== Records ==
<<<<
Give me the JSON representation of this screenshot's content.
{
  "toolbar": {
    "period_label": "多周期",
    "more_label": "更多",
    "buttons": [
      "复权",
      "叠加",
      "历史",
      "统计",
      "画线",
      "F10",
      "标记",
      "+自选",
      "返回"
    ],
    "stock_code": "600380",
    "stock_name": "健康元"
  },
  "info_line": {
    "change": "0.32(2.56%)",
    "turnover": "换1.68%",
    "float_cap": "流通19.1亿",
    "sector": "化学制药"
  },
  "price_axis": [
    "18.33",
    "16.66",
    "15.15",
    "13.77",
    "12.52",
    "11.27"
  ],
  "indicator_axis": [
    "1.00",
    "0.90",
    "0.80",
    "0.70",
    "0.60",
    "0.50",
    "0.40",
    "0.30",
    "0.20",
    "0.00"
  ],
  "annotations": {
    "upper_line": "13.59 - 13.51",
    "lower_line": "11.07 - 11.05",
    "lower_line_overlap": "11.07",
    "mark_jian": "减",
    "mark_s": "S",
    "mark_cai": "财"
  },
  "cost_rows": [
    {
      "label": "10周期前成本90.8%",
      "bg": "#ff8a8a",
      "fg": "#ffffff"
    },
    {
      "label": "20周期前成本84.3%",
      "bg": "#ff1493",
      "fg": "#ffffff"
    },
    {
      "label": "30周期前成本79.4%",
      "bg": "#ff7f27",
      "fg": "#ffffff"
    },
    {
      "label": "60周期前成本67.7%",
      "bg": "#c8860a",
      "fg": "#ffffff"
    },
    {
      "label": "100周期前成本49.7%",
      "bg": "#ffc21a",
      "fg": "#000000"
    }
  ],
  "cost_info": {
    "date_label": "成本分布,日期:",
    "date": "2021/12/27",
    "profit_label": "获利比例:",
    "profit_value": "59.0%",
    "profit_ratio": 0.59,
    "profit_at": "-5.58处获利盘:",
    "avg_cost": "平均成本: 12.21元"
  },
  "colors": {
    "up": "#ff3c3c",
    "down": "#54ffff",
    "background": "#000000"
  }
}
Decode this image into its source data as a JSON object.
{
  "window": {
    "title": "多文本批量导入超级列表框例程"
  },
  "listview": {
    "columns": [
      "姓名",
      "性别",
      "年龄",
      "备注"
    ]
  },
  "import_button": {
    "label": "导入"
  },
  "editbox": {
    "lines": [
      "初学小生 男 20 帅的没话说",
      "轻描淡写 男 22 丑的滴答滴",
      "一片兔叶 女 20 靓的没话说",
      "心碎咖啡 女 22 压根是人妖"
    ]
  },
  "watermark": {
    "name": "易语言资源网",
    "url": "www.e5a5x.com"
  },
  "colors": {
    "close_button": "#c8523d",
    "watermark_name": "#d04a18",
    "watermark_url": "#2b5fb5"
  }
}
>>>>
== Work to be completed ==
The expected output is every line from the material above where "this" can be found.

== Answer for the task ==
Give me the JSON representation of this screenshot's content.
Decode this image into its source data as a JSON object.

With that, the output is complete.